PHONE:  
+33 (0)1.53.79.06.12
OPEN HOURS:  
Tue-Sat 11-7
> DESCRIPTION

“So rare is the happy man nowadays that he must explain his sentiment: he talks about
color to the blind” Jean Paul Sartre 1940

“A year ago I was dropped behind enemy lines, where I lived several lives. It’s a world of
disturbing and enlightening banality, where outcasts of nature survive beyond which everything
else—under cover of pretence—is bound for the front. The enemy is death.”

Bruno Perramant’s fifth one man show at the gallery Les couleurs, la guerre presents a score
of paintings made in the last two years. As always, it’s an experiment, and even more so this
time since the work seems to foretell and expose a life whose own risks merge with the elements
of painting. Without revealing an autobiography that there is no reason to know, each painting
is nonetheless linked to the experience of the artist simultaneously engrossed in his work, the
effects of his exploration into color and portrayal, and the journey of his existence.

Remarkable continuity is visible throughout the cycle of transformation and time. It is
easy to see the evolution of ghostly forms or recurrences from the Re. Noir exhibition. The theme
of the painter becomes a central figure of this exhibition through diverse portraits ( Re: noir, bleu,
vert, jaune, Portrait de l’artiste au sac de riz, Portrait de l’artiste au sac fleuri, etc.). That goes too for color and light which have evolved into sometimes classic and sometimes surprising combinations. These constantly interrelated and renewed offerings reveal the artist’s journey across what he admits to loving immoderately: painting. As such, war is understood as taking a stand against “the negative, death, the disenchantment of junky parasites, somber tedium, deliberate obscurity, red octopus, inflexibility, good conscience as the mother of all evil, covert hypocrisy, not breaking the rules, deliberate disregard, sophistry, the destruction of nature, etc.”

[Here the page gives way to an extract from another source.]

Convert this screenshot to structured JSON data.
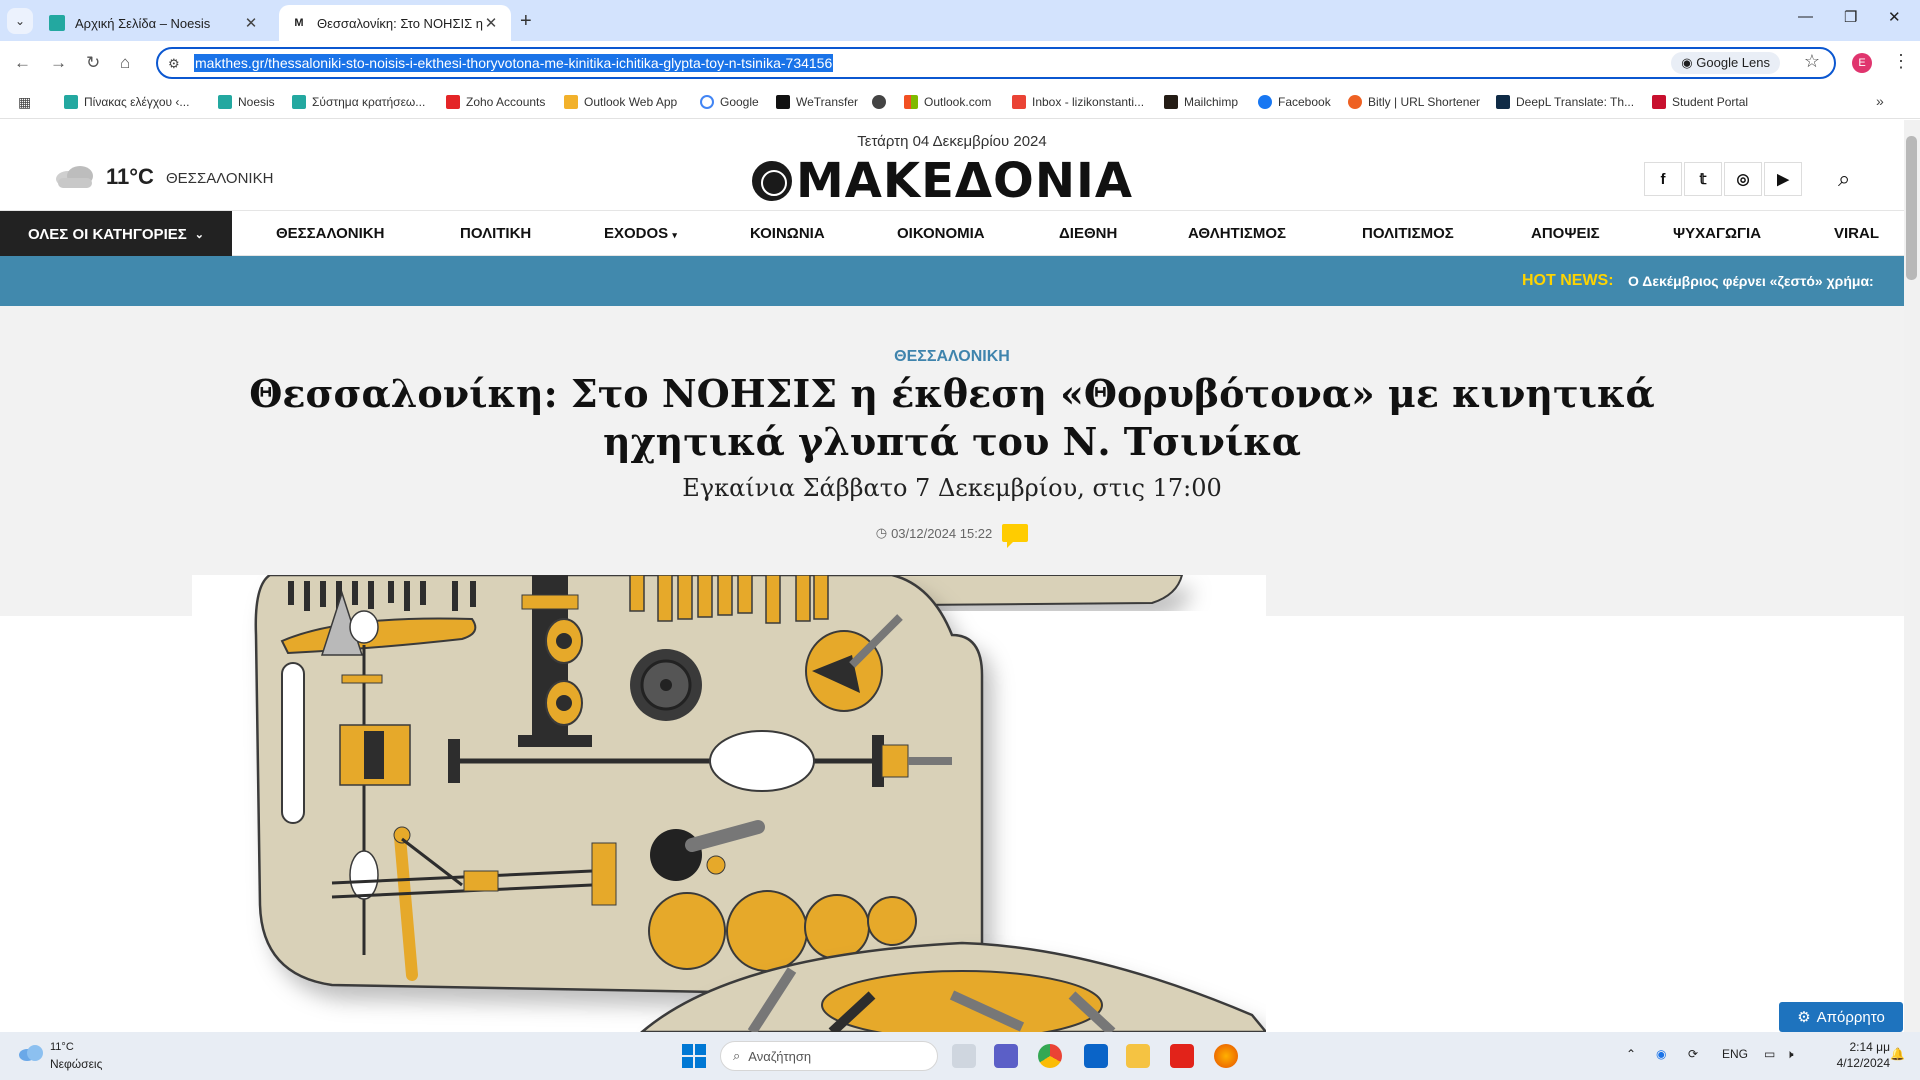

An illuminated forest, only penetrable by light, nel mezzo del camin, beckons and
hinders; a staircase that we don’t know if we should take up or down; four colored horses called
Paradis: these are the essential “theme” for the artist, like the constant transformation involved
at each step along the way. Le dernier rêve, Pasolini, Monroe are ultimate examples of this astounding voyage from disaster to miracle, from life to death, and also an ironic reply from the artist to those who call his work Pop.


Copyright © 2006-2013 by ArtSlant, Inc. All images and content remain the © of their rightful owners.